**What you have to do**
Every line of the following records that includes "cartoon" should be copied.

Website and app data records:
* * * * * * *

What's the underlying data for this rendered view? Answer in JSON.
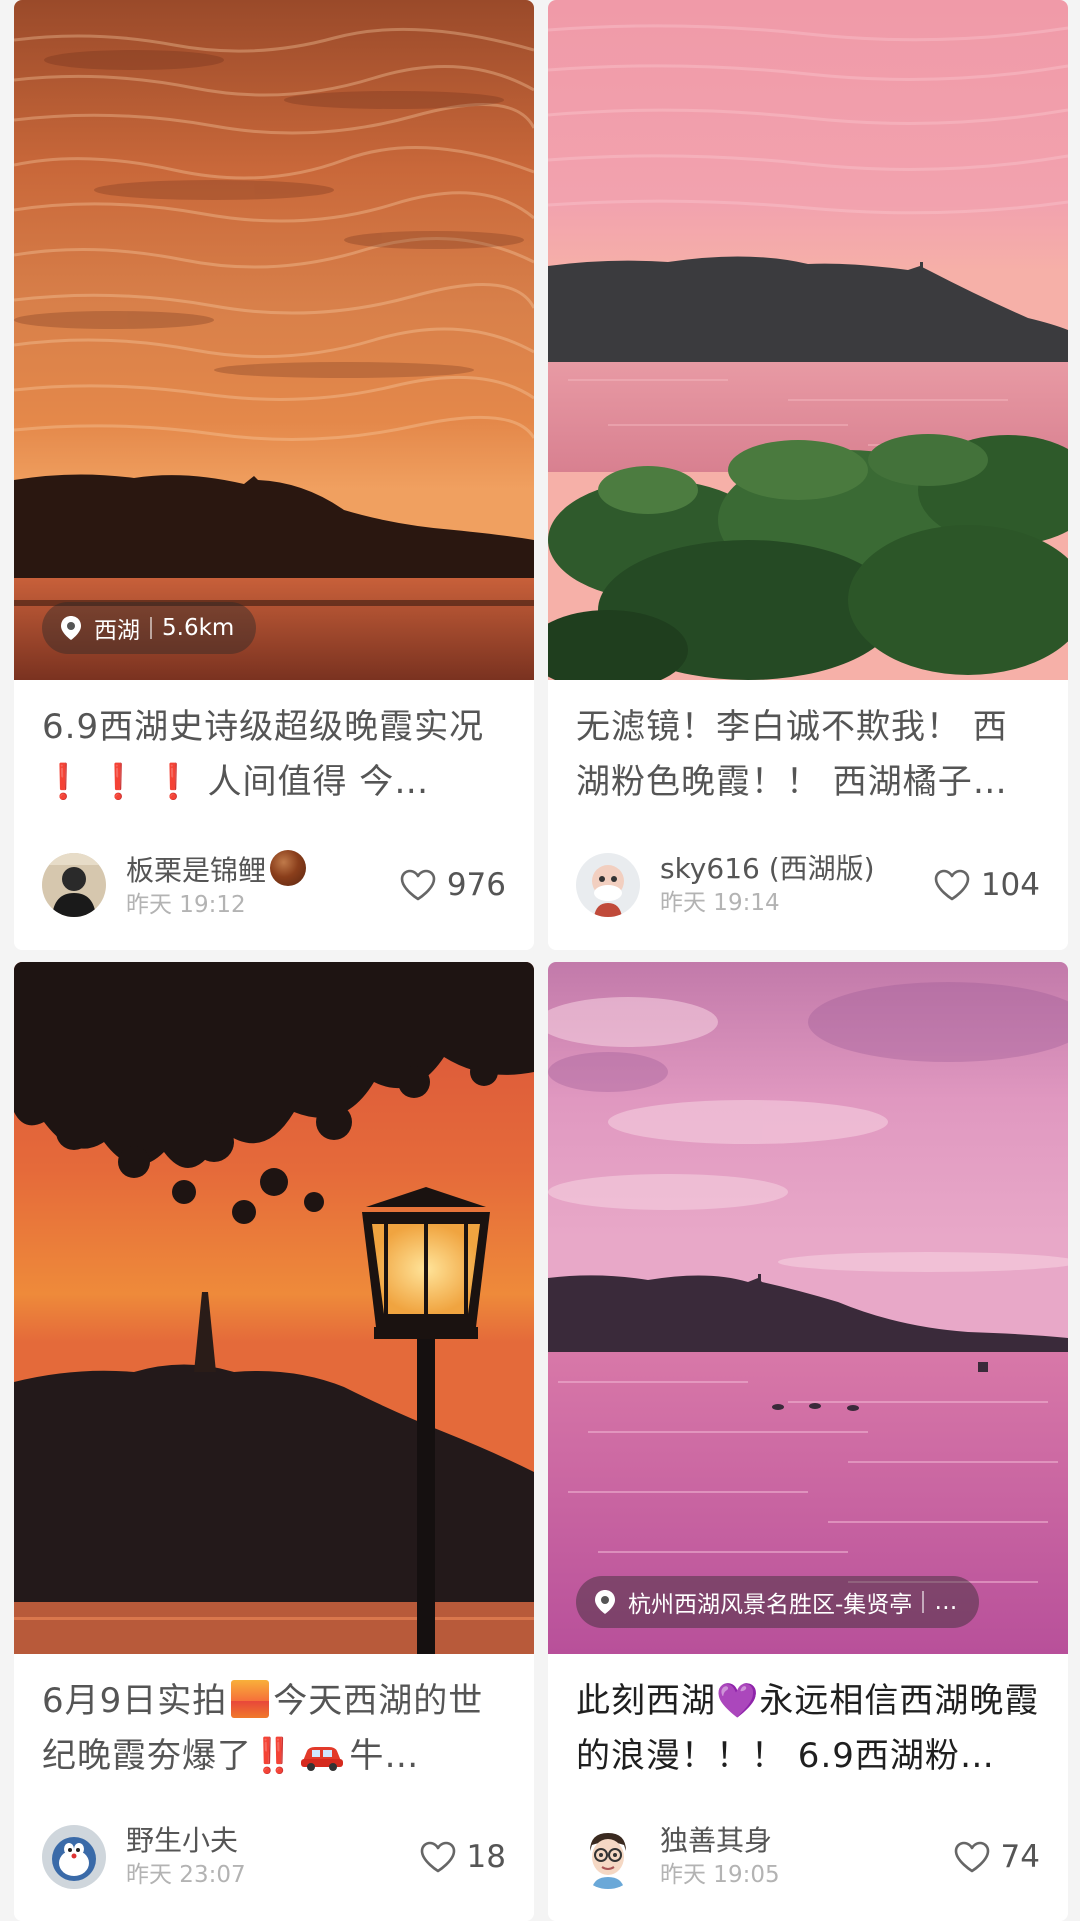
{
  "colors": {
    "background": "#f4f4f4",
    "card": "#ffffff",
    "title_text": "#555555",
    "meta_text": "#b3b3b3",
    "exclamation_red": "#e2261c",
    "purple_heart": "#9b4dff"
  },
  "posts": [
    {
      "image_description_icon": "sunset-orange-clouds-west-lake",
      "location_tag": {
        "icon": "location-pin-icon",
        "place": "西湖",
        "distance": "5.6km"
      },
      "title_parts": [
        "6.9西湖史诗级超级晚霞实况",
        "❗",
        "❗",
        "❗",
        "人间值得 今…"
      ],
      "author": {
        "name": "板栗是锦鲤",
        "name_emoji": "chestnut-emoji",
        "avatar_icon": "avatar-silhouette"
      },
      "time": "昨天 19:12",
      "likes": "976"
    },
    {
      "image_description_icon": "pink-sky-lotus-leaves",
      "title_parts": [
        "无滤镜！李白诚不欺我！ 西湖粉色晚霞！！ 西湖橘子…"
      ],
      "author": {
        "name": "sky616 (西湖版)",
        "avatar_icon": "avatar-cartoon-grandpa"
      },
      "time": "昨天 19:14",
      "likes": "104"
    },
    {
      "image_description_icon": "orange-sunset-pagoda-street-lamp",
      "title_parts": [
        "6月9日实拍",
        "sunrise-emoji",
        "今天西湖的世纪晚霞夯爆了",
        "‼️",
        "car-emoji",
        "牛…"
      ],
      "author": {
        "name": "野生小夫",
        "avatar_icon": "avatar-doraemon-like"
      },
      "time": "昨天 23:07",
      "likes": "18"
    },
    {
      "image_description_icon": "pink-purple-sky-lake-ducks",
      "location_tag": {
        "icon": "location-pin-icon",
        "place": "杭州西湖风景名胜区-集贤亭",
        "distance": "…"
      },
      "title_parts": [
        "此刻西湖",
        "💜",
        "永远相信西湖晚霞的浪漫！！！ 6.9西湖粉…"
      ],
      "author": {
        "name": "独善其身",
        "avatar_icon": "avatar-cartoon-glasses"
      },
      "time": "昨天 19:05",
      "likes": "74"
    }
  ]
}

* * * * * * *

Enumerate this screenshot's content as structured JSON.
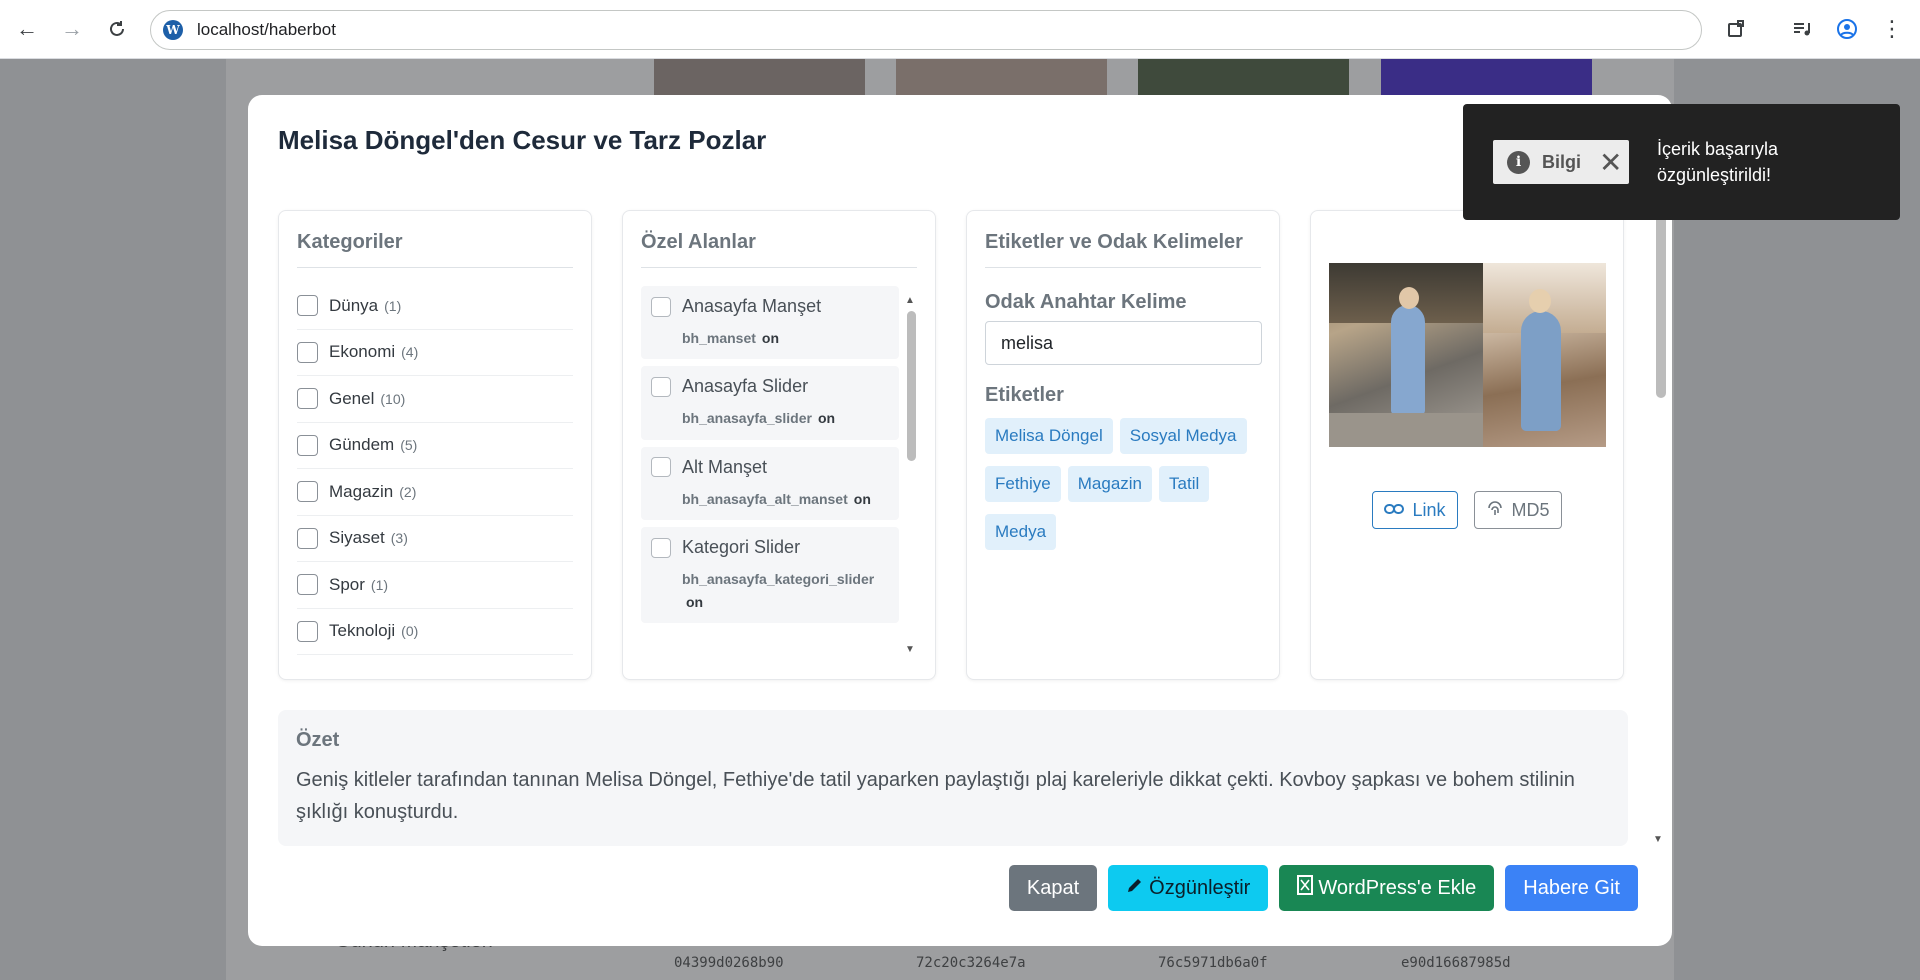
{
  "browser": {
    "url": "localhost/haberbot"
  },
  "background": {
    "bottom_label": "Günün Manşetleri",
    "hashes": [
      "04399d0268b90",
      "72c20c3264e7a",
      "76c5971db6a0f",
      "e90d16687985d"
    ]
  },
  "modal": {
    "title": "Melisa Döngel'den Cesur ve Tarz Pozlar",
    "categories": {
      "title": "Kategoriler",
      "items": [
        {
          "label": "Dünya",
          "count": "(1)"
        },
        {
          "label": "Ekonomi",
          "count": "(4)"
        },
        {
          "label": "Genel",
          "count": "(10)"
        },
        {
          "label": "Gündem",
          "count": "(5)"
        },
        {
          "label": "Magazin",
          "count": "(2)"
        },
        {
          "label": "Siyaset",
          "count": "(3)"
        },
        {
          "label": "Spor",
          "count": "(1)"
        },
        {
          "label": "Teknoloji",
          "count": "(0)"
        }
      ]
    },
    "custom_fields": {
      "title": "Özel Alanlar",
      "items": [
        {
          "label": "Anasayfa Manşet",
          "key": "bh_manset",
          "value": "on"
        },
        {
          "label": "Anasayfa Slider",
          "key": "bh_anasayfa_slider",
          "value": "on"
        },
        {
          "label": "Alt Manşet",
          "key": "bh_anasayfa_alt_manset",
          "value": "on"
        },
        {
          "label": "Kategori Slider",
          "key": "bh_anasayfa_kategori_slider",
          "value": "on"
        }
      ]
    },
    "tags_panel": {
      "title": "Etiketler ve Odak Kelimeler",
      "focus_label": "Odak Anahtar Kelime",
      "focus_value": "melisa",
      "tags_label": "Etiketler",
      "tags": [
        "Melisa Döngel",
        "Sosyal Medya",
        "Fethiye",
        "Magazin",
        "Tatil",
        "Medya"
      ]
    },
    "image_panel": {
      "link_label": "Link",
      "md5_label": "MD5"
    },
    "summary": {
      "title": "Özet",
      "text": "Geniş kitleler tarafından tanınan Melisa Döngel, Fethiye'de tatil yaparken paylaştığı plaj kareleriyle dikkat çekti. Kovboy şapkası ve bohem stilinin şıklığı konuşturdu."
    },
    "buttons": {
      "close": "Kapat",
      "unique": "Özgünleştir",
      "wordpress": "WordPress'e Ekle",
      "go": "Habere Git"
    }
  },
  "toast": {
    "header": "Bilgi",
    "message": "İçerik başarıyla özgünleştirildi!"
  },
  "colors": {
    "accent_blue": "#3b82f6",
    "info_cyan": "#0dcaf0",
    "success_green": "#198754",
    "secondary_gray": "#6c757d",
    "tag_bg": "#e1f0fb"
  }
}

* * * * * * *

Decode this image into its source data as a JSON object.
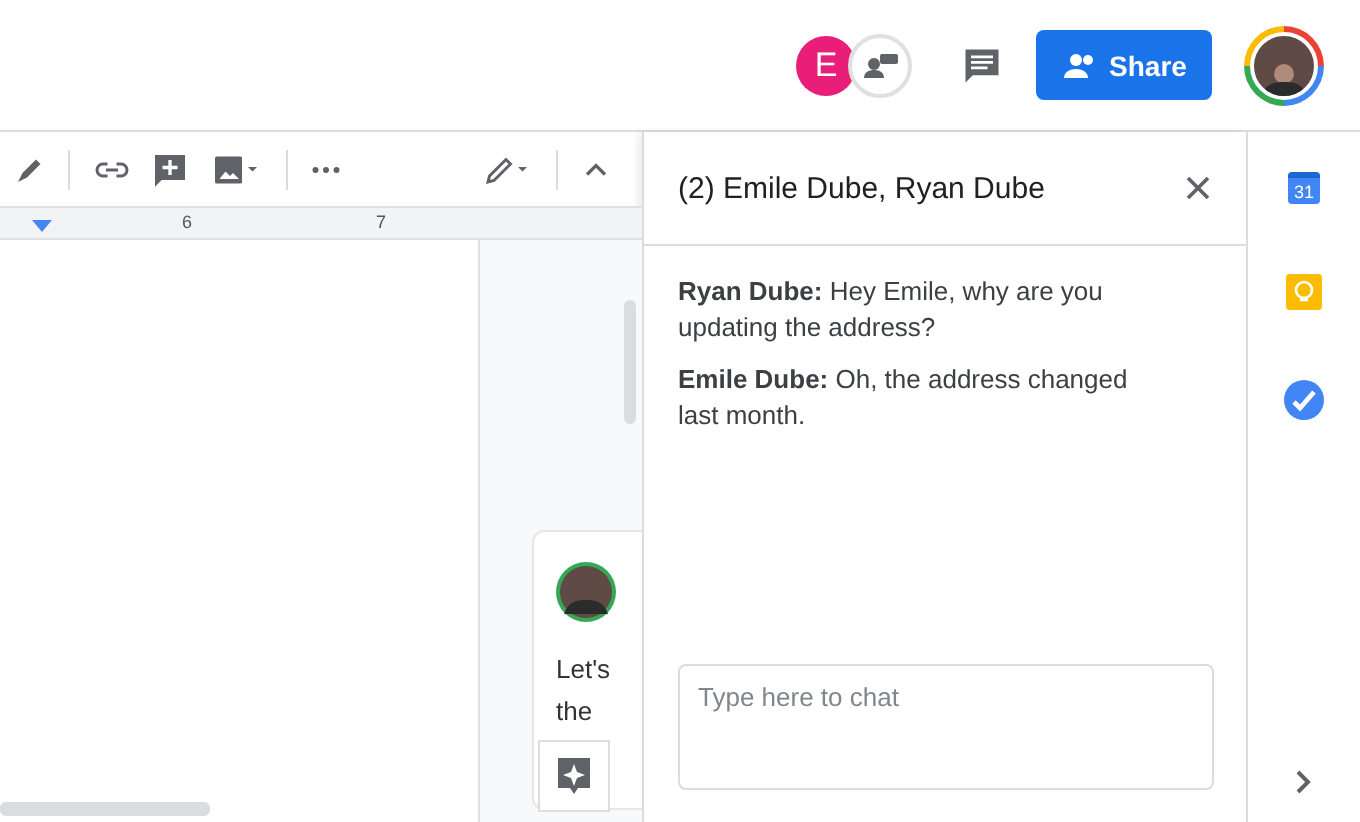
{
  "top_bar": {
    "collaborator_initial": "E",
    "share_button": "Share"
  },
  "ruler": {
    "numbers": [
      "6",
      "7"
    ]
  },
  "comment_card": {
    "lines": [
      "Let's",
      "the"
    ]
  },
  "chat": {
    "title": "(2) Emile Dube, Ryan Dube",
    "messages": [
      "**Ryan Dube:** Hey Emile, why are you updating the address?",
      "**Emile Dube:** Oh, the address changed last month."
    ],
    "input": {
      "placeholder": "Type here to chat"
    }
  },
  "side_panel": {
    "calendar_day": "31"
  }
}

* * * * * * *

**Solution for this exercise**
        "avatar_icon": "avatar-cartoon-grandpa"
        "avatar_icon": "avatar-cartoon-glasses"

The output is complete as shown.